Yes, it's all a matter of point of reference.
(Provided the speeds are low enough for relativity effects to be ignored. It does not work for someone in a space ship at 75% of lightspeed shining a torch over the stern. Sorry, this might hurt your brain even more. (URL 1) )
And were the gangster on the train unaware he was moving (OK, it's a night, the trains' quiet, and he's not feeling acceleration: how's he to know?) the behaviour of the bullet would come as a surprise, and reveal the situation.
Now try the Coriolis effect. You are on a rotating roundabout, and you throw a baseball to someone directly opposite. But your throw does not appear straight, and the ball curves to one side.
It will look straight to an outside observer, but because you and your target are moving in a circle, the ball will seem to be drawn to one side.(URL 2)Source(s): http://www.geocities.com/researchtriangle/campus/6... http://en.wikipedia.org/wiki/Coriolis_effect
- Scythian1950Lv 71 decade ago

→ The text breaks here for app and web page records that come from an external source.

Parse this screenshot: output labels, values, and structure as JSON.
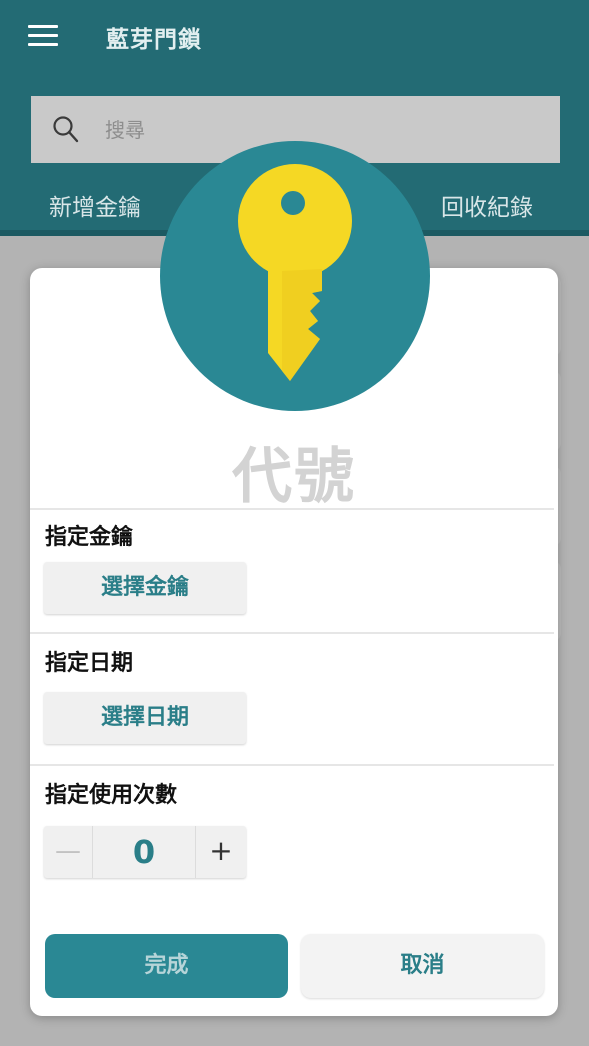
{
  "app": {
    "title": "藍芽門鎖",
    "menu_icon": "hamburger-menu-icon"
  },
  "search": {
    "placeholder": "搜尋",
    "icon": "search-icon"
  },
  "tabs": [
    {
      "label": "新增金鑰"
    },
    {
      "label": "回收紀錄"
    }
  ],
  "dialog": {
    "icon": "key-icon",
    "title": "代號",
    "key_section": {
      "label": "指定金鑰",
      "button": "選擇金鑰"
    },
    "date_section": {
      "label": "指定日期",
      "button": "選擇日期"
    },
    "count_section": {
      "label": "指定使用次數",
      "minus": "—",
      "value": "0",
      "plus": "+"
    },
    "done_button": "完成",
    "cancel_button": "取消"
  },
  "colors": {
    "header_bg": "#236b74",
    "accent": "#2a8894",
    "key_yellow": "#f5d824"
  }
}
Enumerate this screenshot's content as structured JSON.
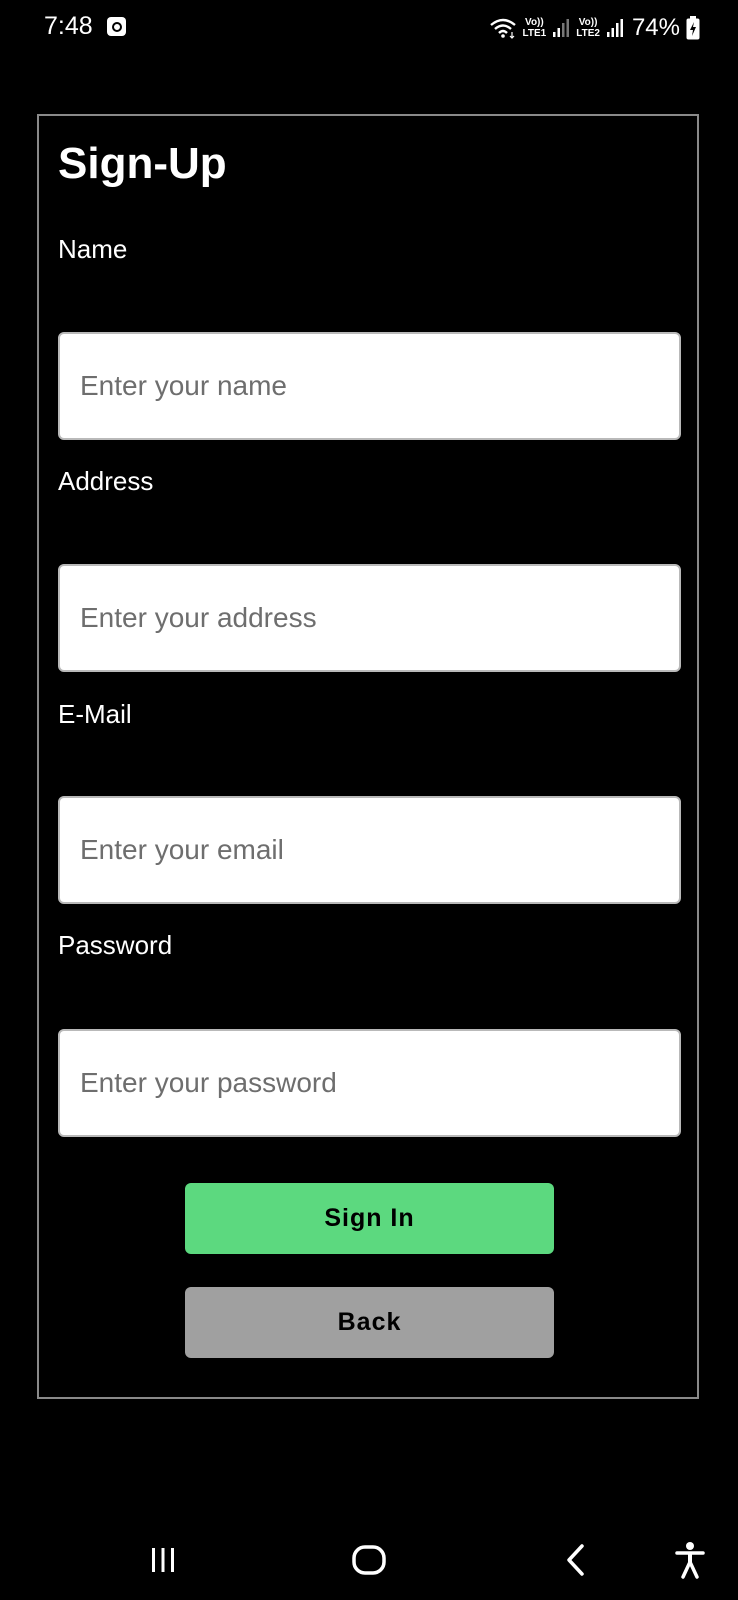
{
  "status_bar": {
    "time": "7:48",
    "sim1_top": "Vo))",
    "sim1_bottom": "LTE1",
    "sim2_top": "Vo))",
    "sim2_bottom": "LTE2",
    "battery": "74%",
    "icons": [
      "notification-icon",
      "wifi-icon",
      "signal-icon",
      "signal-icon",
      "battery-charging-icon"
    ]
  },
  "form": {
    "title": "Sign-Up",
    "fields": [
      {
        "label": "Name",
        "placeholder": "Enter your name",
        "value": ""
      },
      {
        "label": "Address",
        "placeholder": "Enter your address",
        "value": ""
      },
      {
        "label": "E-Mail",
        "placeholder": "Enter your email",
        "value": ""
      },
      {
        "label": "Password",
        "placeholder": "Enter your password",
        "value": ""
      }
    ],
    "sign_in_label": "Sign In",
    "back_label": "Back"
  },
  "nav_bar": {
    "icons": [
      "recent-apps-icon",
      "home-icon",
      "back-icon",
      "accessibility-icon"
    ]
  },
  "colors": {
    "background": "#000000",
    "sign_in_button": "#5cd97f",
    "back_button": "#a0a0a0",
    "card_border": "#8a8a8a"
  }
}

Yes, the bullet will fall to the ground, as described. To the shooter on the train (or the pitcher of the ball), it appears that it's gone out on a trajectory slightly arcing down to the ground, but that's not what the ground observer sees.